(Interface dataset entries)
=== Begin Enclosure ===
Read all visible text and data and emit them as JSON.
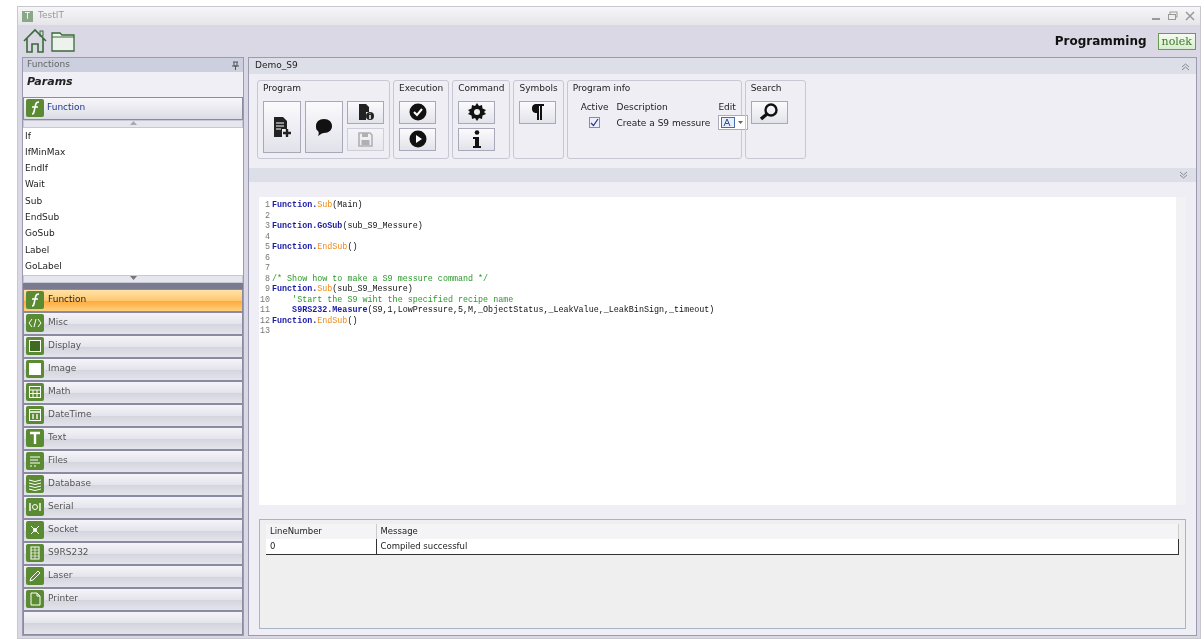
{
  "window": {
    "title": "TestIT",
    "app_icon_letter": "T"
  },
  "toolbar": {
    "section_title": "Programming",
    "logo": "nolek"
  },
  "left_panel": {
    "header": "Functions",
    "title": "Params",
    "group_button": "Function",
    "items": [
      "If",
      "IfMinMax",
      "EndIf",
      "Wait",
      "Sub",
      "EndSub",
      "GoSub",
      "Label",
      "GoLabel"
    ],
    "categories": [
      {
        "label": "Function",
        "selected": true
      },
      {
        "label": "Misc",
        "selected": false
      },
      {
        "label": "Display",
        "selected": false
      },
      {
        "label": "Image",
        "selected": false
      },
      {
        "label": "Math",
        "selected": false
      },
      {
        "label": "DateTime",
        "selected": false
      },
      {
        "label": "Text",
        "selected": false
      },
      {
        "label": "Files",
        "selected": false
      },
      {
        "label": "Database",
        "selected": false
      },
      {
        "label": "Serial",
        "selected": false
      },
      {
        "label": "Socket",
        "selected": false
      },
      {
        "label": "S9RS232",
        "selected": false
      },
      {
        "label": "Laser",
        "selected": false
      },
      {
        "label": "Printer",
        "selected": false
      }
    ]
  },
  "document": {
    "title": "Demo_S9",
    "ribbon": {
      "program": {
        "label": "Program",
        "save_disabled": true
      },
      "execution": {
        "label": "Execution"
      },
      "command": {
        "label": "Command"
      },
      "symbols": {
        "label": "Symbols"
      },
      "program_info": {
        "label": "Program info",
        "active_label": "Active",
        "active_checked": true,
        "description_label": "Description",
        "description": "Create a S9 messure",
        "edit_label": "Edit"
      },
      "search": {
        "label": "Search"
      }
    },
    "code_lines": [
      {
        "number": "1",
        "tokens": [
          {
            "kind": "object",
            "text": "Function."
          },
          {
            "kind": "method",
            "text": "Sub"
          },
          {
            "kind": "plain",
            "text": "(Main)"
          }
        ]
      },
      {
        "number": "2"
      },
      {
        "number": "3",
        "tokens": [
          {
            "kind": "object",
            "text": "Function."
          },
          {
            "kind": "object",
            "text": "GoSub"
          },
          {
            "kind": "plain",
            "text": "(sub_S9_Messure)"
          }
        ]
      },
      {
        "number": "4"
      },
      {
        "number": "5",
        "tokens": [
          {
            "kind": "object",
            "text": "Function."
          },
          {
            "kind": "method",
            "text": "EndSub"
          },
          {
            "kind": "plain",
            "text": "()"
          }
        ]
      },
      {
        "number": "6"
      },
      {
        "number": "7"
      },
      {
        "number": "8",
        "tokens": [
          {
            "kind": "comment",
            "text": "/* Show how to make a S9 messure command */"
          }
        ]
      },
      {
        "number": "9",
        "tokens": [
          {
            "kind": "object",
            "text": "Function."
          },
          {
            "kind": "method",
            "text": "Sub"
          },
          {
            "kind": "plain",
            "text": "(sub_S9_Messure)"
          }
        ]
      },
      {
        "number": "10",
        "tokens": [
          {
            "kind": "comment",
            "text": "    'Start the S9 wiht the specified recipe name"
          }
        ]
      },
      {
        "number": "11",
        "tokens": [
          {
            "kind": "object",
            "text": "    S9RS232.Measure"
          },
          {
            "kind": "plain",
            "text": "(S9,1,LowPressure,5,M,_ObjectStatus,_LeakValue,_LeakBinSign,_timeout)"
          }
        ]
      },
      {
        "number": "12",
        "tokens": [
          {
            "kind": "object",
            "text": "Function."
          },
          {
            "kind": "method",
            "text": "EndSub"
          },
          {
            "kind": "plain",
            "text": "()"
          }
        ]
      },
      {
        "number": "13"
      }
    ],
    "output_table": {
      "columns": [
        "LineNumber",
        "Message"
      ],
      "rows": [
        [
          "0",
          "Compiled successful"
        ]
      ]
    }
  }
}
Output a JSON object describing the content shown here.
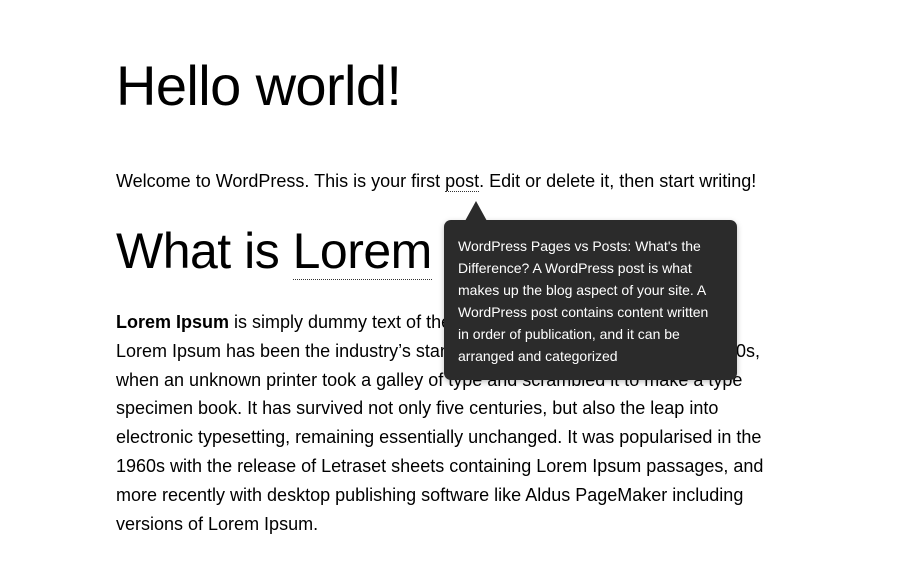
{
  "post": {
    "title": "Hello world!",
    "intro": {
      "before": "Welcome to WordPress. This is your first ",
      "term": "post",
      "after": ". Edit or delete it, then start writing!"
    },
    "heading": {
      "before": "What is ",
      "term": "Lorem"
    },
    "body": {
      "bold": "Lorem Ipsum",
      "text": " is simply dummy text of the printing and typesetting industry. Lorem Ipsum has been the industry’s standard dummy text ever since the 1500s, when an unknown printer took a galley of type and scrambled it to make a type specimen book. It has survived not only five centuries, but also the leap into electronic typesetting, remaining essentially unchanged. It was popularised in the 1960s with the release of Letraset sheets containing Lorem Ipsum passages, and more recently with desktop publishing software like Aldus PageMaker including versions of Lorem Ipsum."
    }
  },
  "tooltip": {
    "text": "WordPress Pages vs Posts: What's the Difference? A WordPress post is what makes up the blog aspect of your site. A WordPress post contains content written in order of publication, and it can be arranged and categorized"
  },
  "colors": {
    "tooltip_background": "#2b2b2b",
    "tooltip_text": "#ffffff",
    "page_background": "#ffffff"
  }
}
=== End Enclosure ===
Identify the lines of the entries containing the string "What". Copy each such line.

Exercise output →
      "before": "What is ",
    "text": "WordPress Pages vs Posts: What's the Difference? A WordPress post is what makes up the blog aspect of your site. A WordPress post contains content written in order of publication, and it can be arranged and categorized"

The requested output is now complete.